Many of Declan Kidney's players have a lot to prove this afternoon, writes Jim Glennon
I SAID a few weeks ago that Declan Kidney needed a 'special one' against France. If anything, the events of last week have brought home to me how important that is.
We won't know until this evening whether Italy were much better than anticipated, and much better than previous seasons, or whether Ireland's gradual decline from the heights of Grand Slam 2009 is continuing. My gut feeling is that there is a lot of the former and a little of the latter, either way, the meeting with France this afternoon at the Aviva will tell a tale.
And it will undoubtedly set the tone for the remainder of Declan Kidney's tenure as Irish coach. Indeed, it may well be a major contributor to the timeline involved in that tenure.
I have alluded to the fact more than once that in 2009 we were freakishly lucky with injuries, or to be more precise, lack of them. I've also alluded to how many tight games were won by us which we lost in other years due to the bounce of the ball or a refereeing decision. The Ireland coach may well have used up his entire allocation of good fortune in his opening Six Nations campaign.
France come to town with a menacing presence and the potential to be absolutely anything on a rugby pitch. Last week they appeared to have banished many of the ghosts of the autumn series with a scintillating attacking display against a resurgent Scotland.
However, a porous defence showed just how inconsistent they can be and Ireland will be hoping that they bring more of that and less of their formidable attack to Dublin.
That, though, is probably too much to expect. France have rediscovered their liking for Dublin in recent years.
I'm sure Marc Lievremont will have his A game ready to take the field and if that's the case Ireland will have to reclaim the heights of 2009 to compete with, or even threaten, the French.
On top of this, some of Kidney's selections will have to show a doubting public just why they have been chosen. That goes particularly for Tomás O'Leary at scrumhalf. He needs to demonstrate why he got the nod from Kidney ahead of Eoin Reddan, Peter Stringer and even Isaac Boss because, quite frankly, he didn't offer us a whole lot of justification in Rome.

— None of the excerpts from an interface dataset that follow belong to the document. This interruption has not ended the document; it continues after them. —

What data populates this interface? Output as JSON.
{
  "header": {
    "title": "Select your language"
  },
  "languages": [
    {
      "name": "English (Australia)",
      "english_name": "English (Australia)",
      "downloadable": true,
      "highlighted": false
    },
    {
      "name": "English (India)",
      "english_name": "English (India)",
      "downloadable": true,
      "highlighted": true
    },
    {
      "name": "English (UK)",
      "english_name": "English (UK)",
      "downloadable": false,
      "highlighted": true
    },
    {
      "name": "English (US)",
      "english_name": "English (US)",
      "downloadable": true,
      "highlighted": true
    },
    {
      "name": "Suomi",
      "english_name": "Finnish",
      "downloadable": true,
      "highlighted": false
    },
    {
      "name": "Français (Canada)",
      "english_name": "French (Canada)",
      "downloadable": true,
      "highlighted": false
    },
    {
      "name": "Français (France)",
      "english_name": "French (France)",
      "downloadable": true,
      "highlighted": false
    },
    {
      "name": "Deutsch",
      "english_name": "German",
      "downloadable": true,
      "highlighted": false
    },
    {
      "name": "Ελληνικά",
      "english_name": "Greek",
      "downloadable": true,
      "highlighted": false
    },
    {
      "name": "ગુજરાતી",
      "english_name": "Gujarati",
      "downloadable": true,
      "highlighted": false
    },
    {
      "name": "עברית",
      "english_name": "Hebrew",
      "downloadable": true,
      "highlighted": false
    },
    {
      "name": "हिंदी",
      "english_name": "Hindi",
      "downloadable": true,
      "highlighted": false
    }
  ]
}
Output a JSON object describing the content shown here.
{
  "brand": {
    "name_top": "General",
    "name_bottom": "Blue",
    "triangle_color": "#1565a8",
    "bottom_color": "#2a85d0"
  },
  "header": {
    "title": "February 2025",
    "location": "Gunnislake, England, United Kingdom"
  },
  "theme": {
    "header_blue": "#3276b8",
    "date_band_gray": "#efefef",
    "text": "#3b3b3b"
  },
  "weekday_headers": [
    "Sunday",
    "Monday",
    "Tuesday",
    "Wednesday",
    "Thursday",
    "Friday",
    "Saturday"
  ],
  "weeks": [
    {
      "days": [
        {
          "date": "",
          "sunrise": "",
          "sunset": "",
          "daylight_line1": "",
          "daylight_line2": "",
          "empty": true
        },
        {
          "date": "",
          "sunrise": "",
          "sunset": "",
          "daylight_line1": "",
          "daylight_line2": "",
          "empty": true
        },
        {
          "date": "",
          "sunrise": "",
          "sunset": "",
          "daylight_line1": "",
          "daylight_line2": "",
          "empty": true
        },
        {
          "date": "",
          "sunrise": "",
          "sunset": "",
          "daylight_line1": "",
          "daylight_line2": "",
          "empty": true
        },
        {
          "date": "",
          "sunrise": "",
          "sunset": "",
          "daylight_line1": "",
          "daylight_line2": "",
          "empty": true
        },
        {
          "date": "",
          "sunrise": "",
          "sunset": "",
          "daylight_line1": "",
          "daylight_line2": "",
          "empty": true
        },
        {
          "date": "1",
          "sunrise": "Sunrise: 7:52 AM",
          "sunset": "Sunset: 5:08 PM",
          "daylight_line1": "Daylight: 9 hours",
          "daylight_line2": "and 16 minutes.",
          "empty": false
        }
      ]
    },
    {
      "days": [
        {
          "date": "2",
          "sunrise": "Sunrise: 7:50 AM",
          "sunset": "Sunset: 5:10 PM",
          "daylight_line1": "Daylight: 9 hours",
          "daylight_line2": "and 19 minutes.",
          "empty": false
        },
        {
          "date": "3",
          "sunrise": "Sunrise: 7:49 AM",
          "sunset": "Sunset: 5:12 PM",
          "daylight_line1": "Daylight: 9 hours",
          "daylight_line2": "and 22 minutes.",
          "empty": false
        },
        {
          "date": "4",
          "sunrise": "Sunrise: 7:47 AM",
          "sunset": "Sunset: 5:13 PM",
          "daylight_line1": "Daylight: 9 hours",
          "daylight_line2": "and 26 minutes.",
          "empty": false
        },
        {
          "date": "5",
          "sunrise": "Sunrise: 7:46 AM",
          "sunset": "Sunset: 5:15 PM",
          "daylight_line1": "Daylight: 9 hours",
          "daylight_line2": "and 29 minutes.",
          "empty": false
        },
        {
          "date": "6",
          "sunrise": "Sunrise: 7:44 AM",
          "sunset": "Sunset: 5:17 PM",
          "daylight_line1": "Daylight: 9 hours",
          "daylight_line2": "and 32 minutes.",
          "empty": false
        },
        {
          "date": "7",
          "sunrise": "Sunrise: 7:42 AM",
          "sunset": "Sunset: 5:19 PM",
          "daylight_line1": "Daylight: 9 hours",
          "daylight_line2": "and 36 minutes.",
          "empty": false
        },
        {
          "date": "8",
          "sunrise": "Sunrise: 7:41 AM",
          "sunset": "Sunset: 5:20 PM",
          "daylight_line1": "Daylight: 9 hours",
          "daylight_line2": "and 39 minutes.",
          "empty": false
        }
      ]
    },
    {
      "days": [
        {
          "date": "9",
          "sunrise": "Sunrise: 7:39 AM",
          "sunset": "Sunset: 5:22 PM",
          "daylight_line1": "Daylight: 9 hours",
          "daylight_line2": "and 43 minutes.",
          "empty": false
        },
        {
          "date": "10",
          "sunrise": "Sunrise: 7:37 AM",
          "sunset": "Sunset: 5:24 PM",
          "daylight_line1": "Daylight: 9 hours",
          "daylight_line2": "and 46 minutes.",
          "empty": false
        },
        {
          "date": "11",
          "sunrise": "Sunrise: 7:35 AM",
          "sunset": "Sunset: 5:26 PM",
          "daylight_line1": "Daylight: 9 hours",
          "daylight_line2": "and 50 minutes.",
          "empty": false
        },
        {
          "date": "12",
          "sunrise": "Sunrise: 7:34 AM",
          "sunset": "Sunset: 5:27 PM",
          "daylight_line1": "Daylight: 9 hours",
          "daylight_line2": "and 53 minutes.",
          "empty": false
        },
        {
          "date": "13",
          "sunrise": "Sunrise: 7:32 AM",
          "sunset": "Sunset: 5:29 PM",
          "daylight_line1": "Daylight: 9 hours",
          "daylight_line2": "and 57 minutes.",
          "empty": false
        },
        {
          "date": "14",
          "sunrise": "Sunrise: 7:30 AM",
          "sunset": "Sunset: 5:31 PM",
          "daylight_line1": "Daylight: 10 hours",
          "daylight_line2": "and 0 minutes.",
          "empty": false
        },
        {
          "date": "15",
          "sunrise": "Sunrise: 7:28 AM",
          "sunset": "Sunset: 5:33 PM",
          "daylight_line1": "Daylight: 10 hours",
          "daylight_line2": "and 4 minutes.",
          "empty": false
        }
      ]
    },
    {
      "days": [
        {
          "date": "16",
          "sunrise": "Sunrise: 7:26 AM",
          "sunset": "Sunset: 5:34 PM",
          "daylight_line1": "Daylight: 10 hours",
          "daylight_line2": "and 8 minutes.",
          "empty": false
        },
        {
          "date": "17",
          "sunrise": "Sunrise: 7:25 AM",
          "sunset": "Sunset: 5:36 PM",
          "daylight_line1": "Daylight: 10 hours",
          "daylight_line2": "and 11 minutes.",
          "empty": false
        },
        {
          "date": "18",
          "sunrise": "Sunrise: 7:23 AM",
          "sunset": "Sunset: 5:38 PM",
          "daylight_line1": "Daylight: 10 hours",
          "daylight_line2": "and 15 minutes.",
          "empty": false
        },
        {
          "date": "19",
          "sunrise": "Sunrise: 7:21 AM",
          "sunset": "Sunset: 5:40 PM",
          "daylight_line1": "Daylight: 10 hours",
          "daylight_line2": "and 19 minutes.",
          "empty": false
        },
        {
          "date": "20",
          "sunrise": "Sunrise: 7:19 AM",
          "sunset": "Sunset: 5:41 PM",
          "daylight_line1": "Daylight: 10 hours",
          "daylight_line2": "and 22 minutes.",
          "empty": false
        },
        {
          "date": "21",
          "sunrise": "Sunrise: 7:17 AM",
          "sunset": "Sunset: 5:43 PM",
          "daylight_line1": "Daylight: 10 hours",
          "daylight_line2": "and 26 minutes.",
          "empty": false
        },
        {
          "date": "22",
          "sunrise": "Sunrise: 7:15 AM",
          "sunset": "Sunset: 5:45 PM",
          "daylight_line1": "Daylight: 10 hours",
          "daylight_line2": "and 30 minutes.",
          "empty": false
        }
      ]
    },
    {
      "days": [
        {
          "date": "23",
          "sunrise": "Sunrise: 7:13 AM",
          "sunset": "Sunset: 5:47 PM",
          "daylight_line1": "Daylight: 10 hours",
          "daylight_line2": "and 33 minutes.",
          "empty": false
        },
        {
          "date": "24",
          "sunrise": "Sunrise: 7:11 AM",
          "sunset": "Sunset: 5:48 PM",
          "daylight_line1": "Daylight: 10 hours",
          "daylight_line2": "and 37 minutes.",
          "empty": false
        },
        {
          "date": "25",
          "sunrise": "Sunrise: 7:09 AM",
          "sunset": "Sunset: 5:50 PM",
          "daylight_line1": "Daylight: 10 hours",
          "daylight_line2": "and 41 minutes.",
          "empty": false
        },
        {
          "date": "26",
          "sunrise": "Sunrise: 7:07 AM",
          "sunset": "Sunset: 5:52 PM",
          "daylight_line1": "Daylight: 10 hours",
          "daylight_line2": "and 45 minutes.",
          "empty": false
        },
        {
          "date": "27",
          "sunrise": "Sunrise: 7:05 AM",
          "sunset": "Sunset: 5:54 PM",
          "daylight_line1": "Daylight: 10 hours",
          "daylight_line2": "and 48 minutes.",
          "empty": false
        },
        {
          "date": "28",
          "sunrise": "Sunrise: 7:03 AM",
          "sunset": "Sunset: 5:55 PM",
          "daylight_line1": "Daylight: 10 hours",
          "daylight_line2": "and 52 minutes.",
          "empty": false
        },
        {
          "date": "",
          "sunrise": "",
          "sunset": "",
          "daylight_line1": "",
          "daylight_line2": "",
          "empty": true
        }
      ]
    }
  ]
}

The view appears to be that O'Leary has been selected more for his physical and defensive qualities, than for anything else, because to be honest, judging on last week's performance, he hasn't been selected for his speed of service. If that is the type of scrum-half which Kidney is looking for, then Boss, on his form for Leinster this season, presents a real alternative.
The ace up O'Leary's sleeve is his capacity to break when in possession and to challenge the opposition back row. That is something he will need to do on a regular basis this afternoon if he is to take the pressure off his midfield backs, who looked a very ordinary bunch indeed against Italy.
Gordon D'Arcy in particular is something of a mystery in the light of his combined form with Jonathan Sexton and Brian O'Driscoll for Leinster, where they have been simply outstanding as a unit.
The questions that need to be answered in relation to what happened in Rome are: was it O'Leary, was it the Italian back line encroaching off side, was it just a bad day at the office or was it a combination of all three?
Today could well turn out to be a seminal game for this Ireland team and at the risk of repeating myself, they badly need to deliver a special one.
Sunday Indo Sport